An average wave at Supertubes is still magic.
After about five years of absolutely incredible waves at Supers for the Corona JBay Open, it is a fair assumption that there will be an event one year without firing surf. This might be the year, but there is a massive caveat to that statement, and that is the fact that an average wave or an average swell at Supertubes still leaves it in the world-class zone.
“Today looks pretty good,” said a radiant Rosy Hodge, en route to setting up for the day’s work.
“It actually looks like the best day of the week, possibly of the entire event” muttered someone else standing nearby, sucking despondently on an early morning ciggie. He started coughing. In the distance, a dog barked. We were back in JBay, and while things had changed, things were still very much the same.
Clean and strong three-foot conditions, with low tide sometime around the middle of the day meant that there were actually plenty of great waves around, a few slightly bigger ones, and enough points being awarded to deem it a fine day’s surfing.
Gabby, Italo and Kanoa were the obvious first heat winners, all putting in superior performances in the seeding round, with no real fireworks to write home about and no big surprises. Jordy Smith looked energized and looked like he had a bit of hunger, and then Filipe Toledo changed the scale, as he unwittingly tends to do.
Mikey February was his usual silky smooth self out there and the crowds were roaring their approval. It looked like he was going to be the main man, but Filipe was full-throttle. His two waves were reminiscent of his final day’s surfing last year. Fast, electric and mind-blowingly radical. He does literally throw caution to the wind when in a competitive zone, and goes into a bit a frenzy in an almost frantic bid for scores. In between trying to find the best ramps on every single wave he was hitting sections, performing speed carves, down carves, and critical s-turns to gather even more speed for the next turn. He was the fastest man in the water, and he banked a 9.10 and an 8.50 for a massive heat score of 17.60, without any airs on his scoring rides. With the highest score of day one under the belt, he’s going to be really hard to beat this year.

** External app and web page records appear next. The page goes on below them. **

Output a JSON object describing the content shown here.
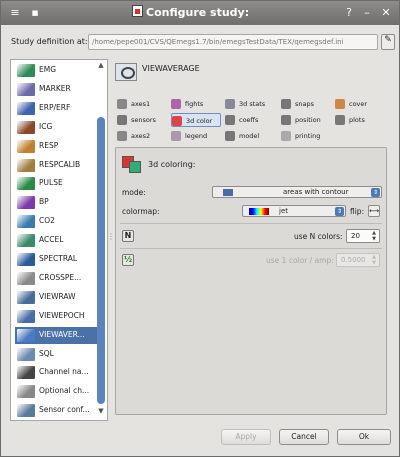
{
  "window": {
    "title": "Configure study:",
    "help": "?",
    "minimize": "–",
    "close": "✕",
    "menu": "≡",
    "pin": "■"
  },
  "study": {
    "label": "Study definition at:",
    "path": "/home/pepe001/CVS/QEmegs1.7/bin/emegsTestData/TEX/qemegsdef.ini"
  },
  "sidebar": {
    "items": [
      {
        "label": "EMG",
        "color": "#2e8b57"
      },
      {
        "label": "MARKER",
        "color": "#6a6aa8"
      },
      {
        "label": "ERP/ERF",
        "color": "#4060b0"
      },
      {
        "label": "ICG",
        "color": "#8a4a2a"
      },
      {
        "label": "RESP",
        "color": "#c08030"
      },
      {
        "label": "RESPCALIB",
        "color": "#a08040"
      },
      {
        "label": "PULSE",
        "color": "#2a8a4a"
      },
      {
        "label": "BP",
        "color": "#7a3aa8"
      },
      {
        "label": "CO2",
        "color": "#3a7ab0"
      },
      {
        "label": "ACCEL",
        "color": "#3a8a6a"
      },
      {
        "label": "SPECTRAL",
        "color": "#2a5a9a"
      },
      {
        "label": "CROSSPE...",
        "color": "#8a8a8a"
      },
      {
        "label": "VIEWRAW",
        "color": "#4a6a9a"
      },
      {
        "label": "VIEWEPOCH",
        "color": "#4a6aaa"
      },
      {
        "label": "VIEWAVER...",
        "color": "#4a7ac0"
      },
      {
        "label": "SQL",
        "color": "#6a8ab0"
      },
      {
        "label": "Channel na...",
        "color": "#444444"
      },
      {
        "label": "Optional ch...",
        "color": "#888888"
      },
      {
        "label": "Sensor conf...",
        "color": "#5a7a9a"
      }
    ],
    "selected_index": 14
  },
  "panel_title": "VIEWAVERAGE",
  "tabs": [
    {
      "label": "axes1",
      "icon": "axes-icon"
    },
    {
      "label": "fights",
      "icon": "fights-icon"
    },
    {
      "label": "3d stats",
      "icon": "stats-icon"
    },
    {
      "label": "snaps",
      "icon": "snaps-icon"
    },
    {
      "label": "cover",
      "icon": "cover-icon"
    },
    {
      "label": "sensors",
      "icon": "sensors-icon"
    },
    {
      "label": "3d color",
      "icon": "color-icon"
    },
    {
      "label": "coeffs",
      "icon": "coeffs-icon"
    },
    {
      "label": "position",
      "icon": "position-icon"
    },
    {
      "label": "plots",
      "icon": "plots-icon"
    },
    {
      "label": "axes2",
      "icon": "axes2-icon"
    },
    {
      "label": "legend",
      "icon": "legend-icon"
    },
    {
      "label": "model",
      "icon": "model-icon"
    },
    {
      "label": "printing",
      "icon": "printing-icon"
    }
  ],
  "selected_tab": "3d color",
  "coloring": {
    "title": "3d coloring:",
    "mode_label": "mode:",
    "mode_value": "areas with contour",
    "colormap_label": "colormap:",
    "colormap_value": "jet",
    "flip_label": "flip:",
    "flip_icon": "⟷",
    "n_toggle": "N",
    "use_n_label": "use N colors:",
    "n_colors": "20",
    "amp_toggle": "½",
    "amp_label": "use 1 color / amp:",
    "amp_value": "0.5000"
  },
  "buttons": {
    "apply": "Apply",
    "cancel": "Cancel",
    "ok": "Ok"
  }
}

Kelly Slater’s performance was also inspired, and he was obviously trying his hardest to gain ground at this crucial time. Word from his camp is that he is totes focused on the event, dead-set on a result. I bumped in to Pete Mel and we chatted briefly about the heat. “Impressive heat,” reckoned Mel. “He looked totally relaxed.”
True words, he did, but he ended up getting beaten by Seabass, so maybe a little too relaxed, despite being an obvious favourite from the local fans and spectators. As he came in, over a particularly gnarly rock shelf I might add, the kids flocked like lemmings and he graciously dealt with everyone, signing, posing, smiling, and just being the cool Kelly that everyone in JBay loves so much. Everyone loves the champ.
It's a big ole set-up this year in JBay, with a very festive vibe on the beach and with the Vibe In The Park music festival going on as well. There is also a comedy festival and all sorts of other activities going down. With a friendly partnership with Red Bull and a very good business partnership with Corona, the Corona JBay Open is in its own class altogether. When stars align and the waves are good like today, it is one of the best surf contest scenarios that can be imagined.
Last year’s runner-up Wade Carmichael put it altogether in the last heat of the men’s seeding round, once again showing his affinity with Supertubes, as well as his specific form of affability that everyone enjoys. He’s stoked to be on the tour, he knows he’s a very lucky person, and it comes across that he really appreciates every moment of his professional surfing career. Whether this is all true or whether it’s just the warmth I’m feeling after a few Coronas on the beach, it’s always nice to be nice, or as we say in South Africa, ‘it’s lekker to be lekker.’
So let’s all be lekker.